Regional Forum aims to boost local efforts in realising a greener future.

The Indian Ocean Commission (IOC) with the support and funding from the European Union (EU) is set to organise a regional forum on sustainable energy. Seychelles is expected to be represented at the forum by the Public Utilities Corporation (PUC), the Seychelles Energy Commission (SEC), Vertivertech and Seychelles Energy solutions.

The scene has been set for the regional forum that is due to be held from 28 to 30 May in Mauritius. The aim of the forum is to bring together countries in the region and to provide a platform to promote the exchange of expertise and good practices and to build solid linkages between the various stakeholders in the region. The ultimate goal of the forum is to facilitate access to sustainable forms of energy for the population within the Indian Ocean region.

There are, of course, benefits in moving towards a greener future. In fact, in his State of the Nation address earlier this year, President Danny Faure announced that the country “urgently needs solutions that are cleaner, more sustainable, and more cost-effective.”

Recently, there has been an undeniable rise in the tariff of electricity in the country. A small comparison between your electricity bill of this month and last would exemplify this. Is achieving a 100% renewable energy in Seychelles the solution to bring down the cost of tariffs for the consumers?

According to Mamy Razanajatovo, Principal Officer for Energy Planning at the SEC, “The ideal would be of course achieving 100% renewable energy in Seychelles, but this is an ideal, realistically this is only achievable in the long-term.” In terms of tariffs he noted that introducing renewable energy at home can be beneficial in the long term.

A lot of emphasis is being placed on people to migrate towards the use Solar PV system at home to generate electricity and for water heaters. Mr. Razanajatovo, noted that despite these efforts, it is important to bear in mind that the initial costs to install this system at home is still high.

“Producing 1 kilowatt-hour (kWh) per 1 unit using solar PV system is much cheaper than using diesel. However it is not enough to say that solar PV alone is the main solution, it is important to remember the intermittency when using this technology, at night for example there is no exposure to the sun.
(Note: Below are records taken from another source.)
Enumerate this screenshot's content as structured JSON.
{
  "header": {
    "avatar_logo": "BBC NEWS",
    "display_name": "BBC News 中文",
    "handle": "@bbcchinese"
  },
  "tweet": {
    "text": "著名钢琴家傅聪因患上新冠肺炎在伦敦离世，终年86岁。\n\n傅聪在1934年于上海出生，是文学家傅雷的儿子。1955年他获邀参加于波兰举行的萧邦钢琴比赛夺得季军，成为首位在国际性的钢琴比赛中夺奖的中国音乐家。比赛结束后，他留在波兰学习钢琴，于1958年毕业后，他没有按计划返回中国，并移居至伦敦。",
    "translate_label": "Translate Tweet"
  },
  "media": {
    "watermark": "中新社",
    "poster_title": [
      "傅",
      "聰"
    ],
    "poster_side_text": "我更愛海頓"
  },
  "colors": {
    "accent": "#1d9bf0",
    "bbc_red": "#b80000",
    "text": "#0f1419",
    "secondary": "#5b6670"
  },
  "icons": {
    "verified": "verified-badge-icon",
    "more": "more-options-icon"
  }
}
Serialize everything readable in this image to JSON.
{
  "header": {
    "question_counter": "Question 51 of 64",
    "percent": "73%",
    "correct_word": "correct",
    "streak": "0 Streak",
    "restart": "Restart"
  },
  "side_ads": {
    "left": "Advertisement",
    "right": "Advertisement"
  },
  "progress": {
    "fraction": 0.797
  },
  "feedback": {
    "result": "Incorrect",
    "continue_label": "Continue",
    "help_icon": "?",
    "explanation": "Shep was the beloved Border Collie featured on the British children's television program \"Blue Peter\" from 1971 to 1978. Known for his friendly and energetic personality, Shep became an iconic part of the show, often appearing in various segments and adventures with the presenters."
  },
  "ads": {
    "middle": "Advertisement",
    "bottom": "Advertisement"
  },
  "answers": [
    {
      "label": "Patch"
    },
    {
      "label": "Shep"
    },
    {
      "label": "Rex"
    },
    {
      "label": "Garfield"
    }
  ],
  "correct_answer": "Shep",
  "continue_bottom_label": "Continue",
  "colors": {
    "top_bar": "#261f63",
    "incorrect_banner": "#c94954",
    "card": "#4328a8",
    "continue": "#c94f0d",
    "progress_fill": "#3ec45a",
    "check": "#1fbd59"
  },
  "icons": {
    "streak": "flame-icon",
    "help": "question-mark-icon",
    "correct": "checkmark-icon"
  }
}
In addition to this, it is important to bear in mind the economies of scale, that is, in order for this technology to be cost effective there needs to be large sizes of plants or a large number of people using it.”

Mr. Razanajatovo, added that the recent target for renewable energy in Seychelles, although not official, is now 25% by 2030.
There are economic benefits in moving towards the use of greener sources of energy. Mr. Razanajatovo, noted that they have received well above 20 investors have already expressed their interest to invest in this area. He pointed out that the Seychelles Energy Commission have worked to ensure that they have in place all the necessary regulatory framework.

The government is also encouraging the private sector to get involved and calling on them to invest in the renewable energy sector. In his State of the Nation Address, President Faure announced that Seychelles will soon obtain new generators to produce electricity and they would be powered using Liquefied Natural Gas (LNG). “These generators are more efficient, more cost-effective in the long-term, and will reduce the cost of electricity production. It is also better for the environment, and aligns with our vision as a sustainable country.”

In this regard, he called on the private sector to assist government in formalizing the project which is set to cost around US$216 million.

There have been past investments by the government in the field of renewable energy in Seychelles. It can be recalled that in 2013, eight wind turbines were inaugurated in Seychelles, aimed to assist in the efforts to reduce the overall cost of electricity in the country. According to SEC, the wind farm contributes between 2 to 3% of the electricity generated on Mahé, thus helping to save fuel oil consumed by the PUC power stations.

The government is also pulling in funds to invest in renewable energy. In March 2018, the Abu Dhabi Fund for Development (ADfD) agreed to provide AED64.2m (US$17.4m) for the country to invest in two renewable energy projects, including; a solar farm which is expected to cost approximately US$8.4 million and a 33kv power grid which is expected to cost around US$8.9.

Whilst the government has all these projects in the pipeline, the forum, which is the first of its kind to be held within the context of the IOC framework, will add on to the efforts. It is good to note that the Indian Ocean region is one of the regions of the world with the highest use of fossil fuel.


The forum will allow participants to come together and find meaningful solutions to curb the use of fossil fuel in an effort to attain the objective set out by the Paris Agreement to avoid dangerous climate change by limiting global warming to well below two degrees Celsius.

It would also avail to uncover potential for the private sector to get more involved at the regional level in implementing the objectives set.